While I didn't outright dislike 'Parade's End,' I will admit that it requires a certain viewer in a certain mood. It's definitely well-shot and expertly produced. Cumberbatch is as good as he's ever been. It's just that the overt dramatics have a tendency to be lamentably underwhelming.
Blu-ray: Vital Disc Stats
This HBO release comes in a standard Blu-ray keepcase. There are five episodes in the mini-series each one around an hour long. There are two 50GB Blu-ray Discs included. The first disc has episodes 1 – 3, while the second disc holds 4, 5, and the special features. An UltraViolet Digital Copy is also included. This release is coded for Region A use.
As is usually the case with HBO, 'Parade's End' looks nearly spotless in high definition. The 1080p presentation of the period drama showcases the detailed production value as best as one would expect. Lighting, fine detail, shadow delineation, and color clarity are all tops.

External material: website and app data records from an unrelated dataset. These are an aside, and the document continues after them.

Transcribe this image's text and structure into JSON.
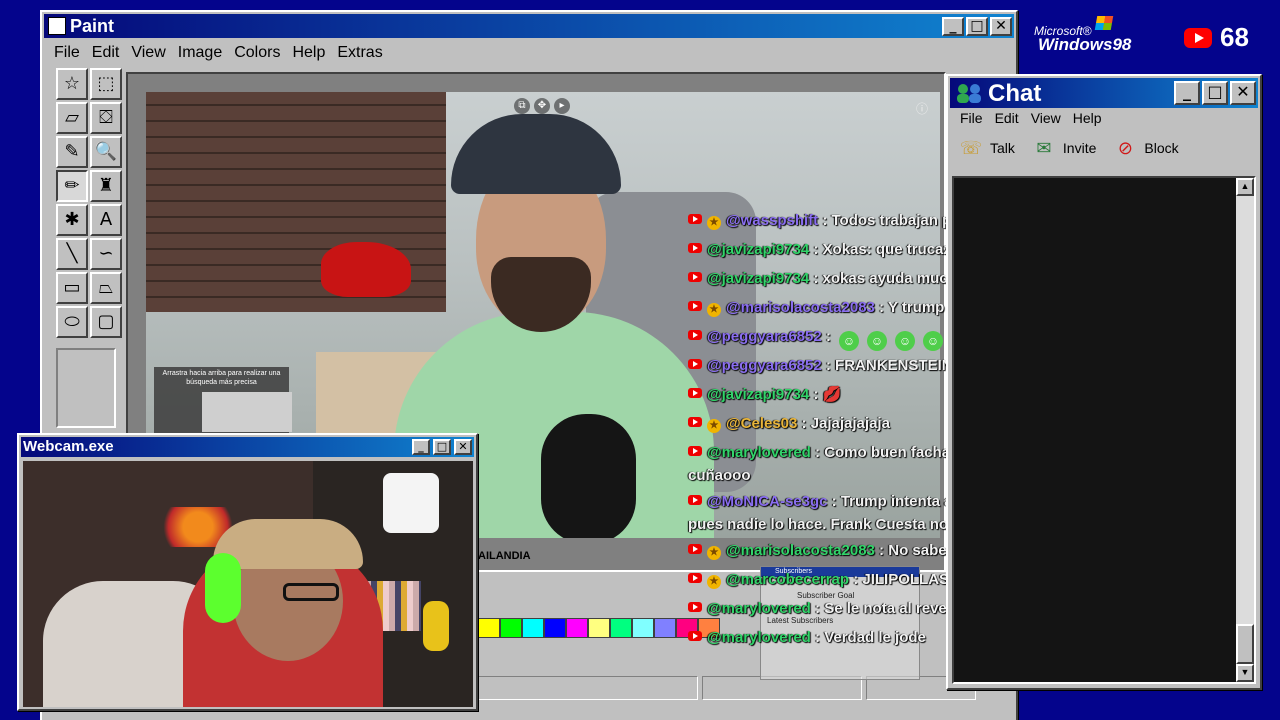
{
  "paint": {
    "title": "Paint",
    "menu": [
      "File",
      "Edit",
      "View",
      "Image",
      "Colors",
      "Help",
      "Extras"
    ],
    "tools": [
      {
        "name": "free-select-icon",
        "glyph": "☆"
      },
      {
        "name": "rect-select-icon",
        "glyph": "⬚"
      },
      {
        "name": "eraser-icon",
        "glyph": "▱"
      },
      {
        "name": "fill-icon",
        "glyph": "⛋"
      },
      {
        "name": "color-picker-icon",
        "glyph": "✎"
      },
      {
        "name": "magnifier-icon",
        "glyph": "🔍"
      },
      {
        "name": "pencil-icon",
        "glyph": "✏"
      },
      {
        "name": "brush-icon",
        "glyph": "♜"
      },
      {
        "name": "airbrush-icon",
        "glyph": "✱"
      },
      {
        "name": "text-icon",
        "glyph": "A"
      },
      {
        "name": "line-icon",
        "glyph": "╲"
      },
      {
        "name": "curve-icon",
        "glyph": "∽"
      },
      {
        "name": "rectangle-icon",
        "glyph": "▭"
      },
      {
        "name": "polygon-icon",
        "glyph": "⏢"
      },
      {
        "name": "ellipse-icon",
        "glyph": "⬭"
      },
      {
        "name": "rounded-rect-icon",
        "glyph": "▢"
      }
    ],
    "palette": [
      "#ffff00",
      "#00ff00",
      "#00ffff",
      "#0000ff",
      "#ff00ff",
      "#ffff80",
      "#00ff80",
      "#80ffff",
      "#8080ff",
      "#ff0080",
      "#ff8040"
    ],
    "bg_text": "AILANDIA"
  },
  "video": {
    "pip_caption": "Arrastra hacia arriba para realizar una búsqueda más precisa"
  },
  "subs_mini": {
    "title": "Subscribers",
    "line1": "Subscriber Goal",
    "line2": "Latest Subscribers"
  },
  "chat_overlay": [
    {
      "badge": true,
      "user": "@wasspshift",
      "color": "purple",
      "text": "Todos trabajan para algo bueno, sí claro JAJAJA"
    },
    {
      "badge": false,
      "user": "@javizapi9734",
      "color": "green",
      "text": "Xokas: que trucazo ligar con chicas borrachas 🤢"
    },
    {
      "badge": false,
      "user": "@javizapi9734",
      "color": "green",
      "text": "xokas ayuda mucho"
    },
    {
      "badge": true,
      "user": "@marisolacosta2083",
      "color": "purple",
      "text": "Y trump tb hace cosas buenas para el"
    },
    {
      "badge": false,
      "user": "@peggyara6852",
      "color": "purple",
      "text": "",
      "emotes": 4
    },
    {
      "badge": false,
      "user": "@peggyara6852",
      "color": "purple",
      "text": "FRANKENSTEIN POR FAVOR 😹 😂 😹 😂"
    },
    {
      "badge": false,
      "user": "@javizapi9734",
      "color": "green",
      "text": "💋"
    },
    {
      "badge": true,
      "user": "@Celes03",
      "color": "orange",
      "text": "Jajajajajaja"
    },
    {
      "badge": false,
      "user": "@marylovered",
      "color": "green",
      "text": "Como buen facha encantando de estar con esa basura el cuñaooo",
      "wrap": true
    },
    {
      "badge": false,
      "user": "@MoNICA-se3gc",
      "color": "purple",
      "text": "Trump intenta ayudar a Venezuela aunque sea un narciso pues nadie lo hace. Frank Cuesta no entiende por qué está ahí",
      "wrap": true
    },
    {
      "badge": true,
      "user": "@marisolacosta2083",
      "color": "green",
      "text": "No sabe que disparate decir jaajajajaja"
    },
    {
      "badge": true,
      "user": "@marcobecerrap",
      "color": "green",
      "text": "JILIPOLLAS CALIDAD TOP!! 🏆"
    },
    {
      "badge": false,
      "user": "@marylovered",
      "color": "green",
      "text": "Se le nota al reventado que la"
    },
    {
      "badge": false,
      "user": "@marylovered",
      "color": "green",
      "text": "Verdad le jode"
    }
  ],
  "webcam": {
    "title": "Webcam.exe"
  },
  "chat": {
    "title": "Chat",
    "menu": [
      "File",
      "Edit",
      "View",
      "Help"
    ],
    "tools": [
      {
        "name": "talk",
        "label": "Talk",
        "icon": "talk-icon",
        "glyph": "☏"
      },
      {
        "name": "invite",
        "label": "Invite",
        "icon": "invite-icon",
        "glyph": "✉"
      },
      {
        "name": "block",
        "label": "Block",
        "icon": "block-icon",
        "glyph": "⊘"
      }
    ]
  },
  "brand": {
    "microsoft": "Microsoft®",
    "windows": "Windows98",
    "youtube_count": "68"
  }
}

You'll probably notice the concise detailing first. From intricate facial features to tangible looking fabrics, everything here has an extremely lifelike look. From lace dinner dresses to tweed overcoats, the textures here are brilliantly visible. Tears, of which there are many, are expertly defined as they roll down reddened cheeks. Pores, facial hair, and skin texture appear perfectly rendered. Skin tones are naturally realistic.
The color palette runs the gamut from opulent red and rich gold to the drabness of war – grays, browns, and mud (which is a color in any World War-centric drama). Black areas are deep. Crushing never really takes hold. There are some minor instances here and there, but spread across five episodes they're so minimal that they're hardly worth mentioning. Landscape shots, like the numerous shots of the train rolling across the countryside, feature so much exquisite detail that it's hard to remember that you're not watching a BBC documentary about the beauty of the English countryside. It's pretty difficult to find any part of this video presentation that could've been done better.
The audio presentation, a DTS-HD Master Audio 5.1 mix, is almost as impressive. Even with the dialogue-centered storytelling 'Parade's End' still finds ways to use surround sound to its advantage. There's much more to demo audio than being loud and listening to this mix will help many understand why. It's the nuances that make it so effective. The way it treats low dramatic whispers and the way it handles booming explosions. Every sound has its place and it all adds up to a very pleasing soundtrack.
Dialogue is always clear. Even with some of the thicker accents all the dialogue is intelligible. Directionality is seamlessly constructed. Busy London streets give way to sparsely traveled country roads, yet they all feature their own version of wonderfully produced sound. London's hustle and bustle bleeds through into the rear channels. Out in the country, chirping birds and gusts of winds take over in the rear. During the wartime scenes the incoming sound of mortar shells travels impeccably from one channel to the other until the sub-woofer picks up the bass for the impending explosion. LFE is alive and well. It isn't too loud, but some of those battle scenes pack quite a wallop.
I was very impressed with the way 'Parade's End' handles itself in the audio department. Going into a talk-heavy drama you wouldn't expect such auditory variety. Yet, that's what you get here.
It may be too dramatic for 'Downton' fans that like their drama light and fluffy. Cumberbatch is good enough to demand attention. As a matter of fact the entire cast is pretty stellar. It's just that it's so grave, so solemn, that it's hard to justify spending five hours watching these characters wallow in self-loathing. That said, at least you know you're getting a great audio and video presentation, as is par for the course with HBO. Because of that I'm giving 'Parade's End' a light recommendation.